Task prompt. Look through the data that follows and say how many of its lines contain "interest", giving the number only.

(Beginning of Recorded information)

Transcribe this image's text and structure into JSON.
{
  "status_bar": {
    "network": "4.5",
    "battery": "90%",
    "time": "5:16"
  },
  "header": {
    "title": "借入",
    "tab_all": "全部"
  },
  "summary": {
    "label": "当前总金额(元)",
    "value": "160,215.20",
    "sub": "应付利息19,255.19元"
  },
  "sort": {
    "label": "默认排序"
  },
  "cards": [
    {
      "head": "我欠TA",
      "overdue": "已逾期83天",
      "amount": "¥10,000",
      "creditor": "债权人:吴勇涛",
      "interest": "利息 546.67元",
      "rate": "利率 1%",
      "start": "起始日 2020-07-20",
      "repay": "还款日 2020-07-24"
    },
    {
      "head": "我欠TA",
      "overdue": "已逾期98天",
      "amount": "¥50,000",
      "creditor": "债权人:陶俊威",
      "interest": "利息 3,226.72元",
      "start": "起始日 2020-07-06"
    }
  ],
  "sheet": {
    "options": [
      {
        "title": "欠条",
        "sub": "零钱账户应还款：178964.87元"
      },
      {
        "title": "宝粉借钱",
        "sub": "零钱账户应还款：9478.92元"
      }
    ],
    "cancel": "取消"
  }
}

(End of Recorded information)

Solved problem. 2